Old Topper personifies the benefits of California’s incentive program. Many of his offspring compete for years, reaping breeder and stallion awards for the farm, even if they are claimed away.

“It’s definitely an incentive to breed here,” said Debi of the program.

Added Mike, “I think it’s the best program in the country. More people should get involved. It’s good for breeders who sell or race.”

Old Topper’s progeny have also demonstrated an affinity for second careers over fences. The Stulls often receive emails from people who ride horses bred by the couple.

“They want to tell us if the horse has gone on to be an eventing horse or a Western horse,” said Debi, who added that people ask if the Stulls have photos of the horses as babies. “It’s nice to see that these horses have gone on and had another career.”

The Stulls brought Kafwain to California after standing him a year in Kentucky.

They got 2014 Santa Margarita Stakes (gr. I) winner Let Faith Arise by breeding Babe Hall to Kafwain in Kentucky.

Kafwain is also the sire of California stallion The Pamplemousse.

“He throws a real big-bodied horse, real nice shoulder and hip,” said Mike. “He himself is pretty good-sized. He can help out a smaller mare or a medium- sized mare. He throws a lot of bone. I think they actually run better as late 2-year-olds or 3-year-olds because of their size.”
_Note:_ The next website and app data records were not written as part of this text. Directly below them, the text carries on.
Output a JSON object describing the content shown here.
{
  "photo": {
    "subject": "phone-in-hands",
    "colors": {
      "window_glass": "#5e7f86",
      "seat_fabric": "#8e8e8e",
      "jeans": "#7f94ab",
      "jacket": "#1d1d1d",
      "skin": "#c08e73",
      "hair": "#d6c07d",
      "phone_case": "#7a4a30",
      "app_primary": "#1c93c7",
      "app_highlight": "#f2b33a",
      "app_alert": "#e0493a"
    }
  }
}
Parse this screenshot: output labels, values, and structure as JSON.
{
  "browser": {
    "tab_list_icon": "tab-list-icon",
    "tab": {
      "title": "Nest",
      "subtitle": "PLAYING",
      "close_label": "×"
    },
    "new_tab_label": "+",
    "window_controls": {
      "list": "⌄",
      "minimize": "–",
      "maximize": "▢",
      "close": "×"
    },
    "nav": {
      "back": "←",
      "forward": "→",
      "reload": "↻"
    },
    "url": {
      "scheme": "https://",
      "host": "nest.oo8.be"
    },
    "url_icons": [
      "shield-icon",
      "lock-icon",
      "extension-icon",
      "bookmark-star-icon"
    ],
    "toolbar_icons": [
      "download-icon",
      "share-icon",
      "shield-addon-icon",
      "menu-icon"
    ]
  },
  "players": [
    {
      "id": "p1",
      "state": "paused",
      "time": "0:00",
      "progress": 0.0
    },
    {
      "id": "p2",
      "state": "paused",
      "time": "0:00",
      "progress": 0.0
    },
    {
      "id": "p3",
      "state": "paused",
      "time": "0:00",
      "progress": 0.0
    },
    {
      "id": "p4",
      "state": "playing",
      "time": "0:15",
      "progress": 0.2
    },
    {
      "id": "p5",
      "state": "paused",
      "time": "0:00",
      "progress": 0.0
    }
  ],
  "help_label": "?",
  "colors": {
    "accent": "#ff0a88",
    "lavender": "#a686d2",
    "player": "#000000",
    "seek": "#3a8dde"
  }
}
Even though the Stulls own these three stallions, they are looking to the future by bringing in Boisterous. The son of Distorted Humor—Emanating, by Cox’s Ridge, earned $1,458,792 by winning such races as the 2013 Man o’ War Stakes (gr. IT).

Mike said that Boisterous bred 82 mares in his frst season. The farm manager called the first crop “real balanced, real pretty babies, pretty head, good front end, correct, with a nice hip on them.”

Of their more than 50 California-based mares, the Stulls bred 14 to Boisterous in his first season.

No matter where their homebreds are born—California or Kentucky—the Stulls raise them at Tommy Town.

“They all come home after they’re weaned,” said Debi. Fortunately, Tommy Town has its own wells, so while during California’s drought they have cut back on water usage, they are still able to irrigate some pastures.

They raise youngsters in large, grassy pastures to give them room to grow. The Stulls usually sell their colts and keep their flies so that they can replenish their broodmare band.

“I think the guys here on the farm do a very good job breaking the babies, and they do it in a kind way,” said Debi. The farm has a seven-furlong training track, and the infeld doubles as a place to grow forage hay. Tommy Town grows oat hay in another part of the farm, and it also has 30 acres of vineyards.

While the Stulls lease the vineyards, they do bottle their own wine. They have donated some of their wine to Wine to Water, an organization that provides clean water to many places around the world.

But Tommy Town’s primary business is producing runners. To that end, Mike oversees about 20 employees, including stallion manager Esteban Melchor and Robin Hardin, who works in the office doing, among other things, mare bookings, stallion contracts, and billing. Deanne Beer, the CFO, is an integral part of Tommy Town. Tom and Debi hired Deanne in 2002 to set up the administrative end of Tommy Town Thoroughbreds. She has been there ever since, overseeing the daily operations in the office.

Brothers Margarito and Chato Medino-Ramos have been with Tommy Town since its inception. “Both of them help out at the training barn,” said Mike.

“Both help during foaling season on the night watchman’s night of. They can haul horses. They both work the track with the water truck and harrow. They’re pretty key employees.” Employees need to be versatile because of the many activities going on at the farm year-round. With five stallions, the breeding and foaling operation is extensive, and Tommy Town also provides lay-up and sales prep services. Owners of permanent boarders can also take advantage of the farm’s training service.

That versatility, coupled with attention to detail, keeps Tommy Town at the forefront of the California breeding industry.